# What you have to do
The answer must be an exact copy of the records, with every picture left out.

Dataset excerpts Start Marker

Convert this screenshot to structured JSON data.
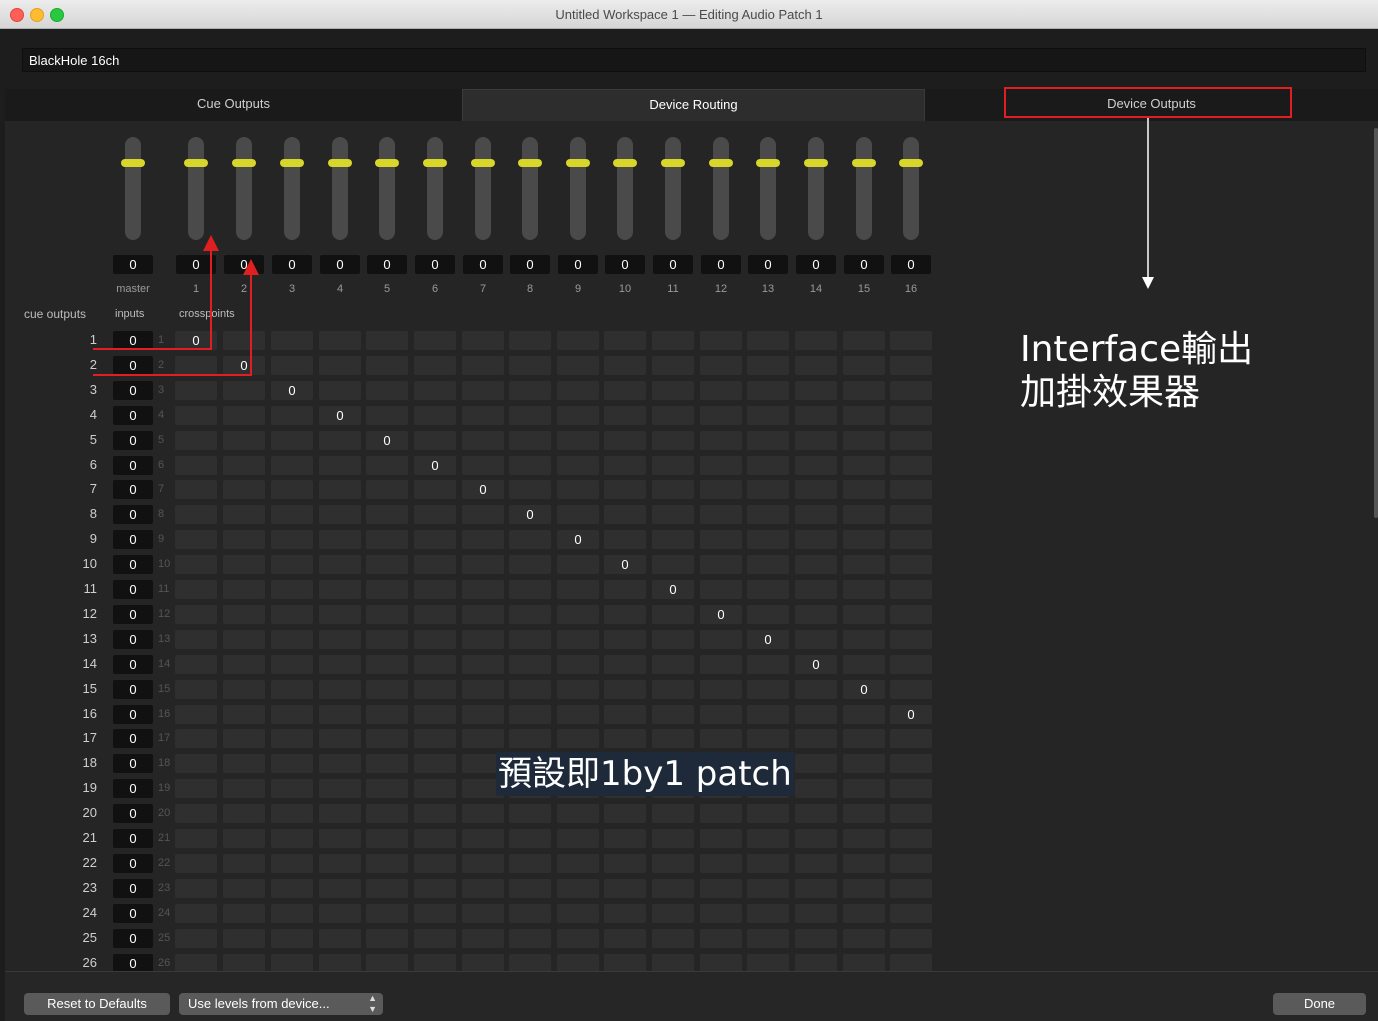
{
  "window": {
    "title": "Untitled Workspace 1 — Editing Audio Patch 1"
  },
  "device": {
    "name": "BlackHole 16ch"
  },
  "tabs": [
    {
      "label": "Cue Outputs"
    },
    {
      "label": "Device Routing"
    },
    {
      "label": "Device Outputs"
    }
  ],
  "headers": {
    "cue_outputs": "cue outputs",
    "inputs": "inputs",
    "crosspoints": "crosspoints"
  },
  "columns": {
    "labels": [
      "master",
      "1",
      "2",
      "3",
      "4",
      "5",
      "6",
      "7",
      "8",
      "9",
      "10",
      "11",
      "12",
      "13",
      "14",
      "15",
      "16"
    ],
    "levels": [
      "0",
      "0",
      "0",
      "0",
      "0",
      "0",
      "0",
      "0",
      "0",
      "0",
      "0",
      "0",
      "0",
      "0",
      "0",
      "0",
      "0"
    ]
  },
  "rows": {
    "numbers": [
      "1",
      "2",
      "3",
      "4",
      "5",
      "6",
      "7",
      "8",
      "9",
      "10",
      "11",
      "12",
      "13",
      "14",
      "15",
      "16",
      "17",
      "18",
      "19",
      "20",
      "21",
      "22",
      "23",
      "24",
      "25",
      "26"
    ],
    "input_levels": [
      "0",
      "0",
      "0",
      "0",
      "0",
      "0",
      "0",
      "0",
      "0",
      "0",
      "0",
      "0",
      "0",
      "0",
      "0",
      "0",
      "0",
      "0",
      "0",
      "0",
      "0",
      "0",
      "0",
      "0",
      "0",
      "0"
    ],
    "diagonal_value": "0"
  },
  "buttons": {
    "reset": "Reset to Defaults",
    "levels_select": "Use levels from device...",
    "done": "Done"
  },
  "annotations": {
    "right_line1": "Interface輸出",
    "right_line2": "加掛效果器",
    "center": "預設即1by1 patch"
  },
  "colors": {
    "highlight_red": "#e02020",
    "fader_handle": "#d9d62b"
  }
}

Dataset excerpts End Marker

# Answer space
Convert this screenshot to structured JSON data.
{
  "window": {
    "title": "Untitled Workspace 1 — Editing Audio Patch 1"
  },
  "device": {
    "name": "BlackHole 16ch"
  },
  "tabs": [
    {
      "label": "Cue Outputs"
    },
    {
      "label": "Device Routing"
    },
    {
      "label": "Device Outputs"
    }
  ],
  "headers": {
    "cue_outputs": "cue outputs",
    "inputs": "inputs",
    "crosspoints": "crosspoints"
  },
  "columns": {
    "labels": [
      "master",
      "1",
      "2",
      "3",
      "4",
      "5",
      "6",
      "7",
      "8",
      "9",
      "10",
      "11",
      "12",
      "13",
      "14",
      "15",
      "16"
    ],
    "levels": [
      "0",
      "0",
      "0",
      "0",
      "0",
      "0",
      "0",
      "0",
      "0",
      "0",
      "0",
      "0",
      "0",
      "0",
      "0",
      "0",
      "0"
    ]
  },
  "rows": {
    "numbers": [
      "1",
      "2",
      "3",
      "4",
      "5",
      "6",
      "7",
      "8",
      "9",
      "10",
      "11",
      "12",
      "13",
      "14",
      "15",
      "16",
      "17",
      "18",
      "19",
      "20",
      "21",
      "22",
      "23",
      "24",
      "25",
      "26"
    ],
    "input_levels": [
      "0",
      "0",
      "0",
      "0",
      "0",
      "0",
      "0",
      "0",
      "0",
      "0",
      "0",
      "0",
      "0",
      "0",
      "0",
      "0",
      "0",
      "0",
      "0",
      "0",
      "0",
      "0",
      "0",
      "0",
      "0",
      "0"
    ],
    "diagonal_value": "0"
  },
  "buttons": {
    "reset": "Reset to Defaults",
    "levels_select": "Use levels from device...",
    "done": "Done"
  },
  "annotations": {
    "right_line1": "Interface輸出",
    "right_line2": "加掛效果器",
    "center": "預設即1by1 patch"
  },
  "colors": {
    "highlight_red": "#e02020",
    "fader_handle": "#d9d62b"
  }
}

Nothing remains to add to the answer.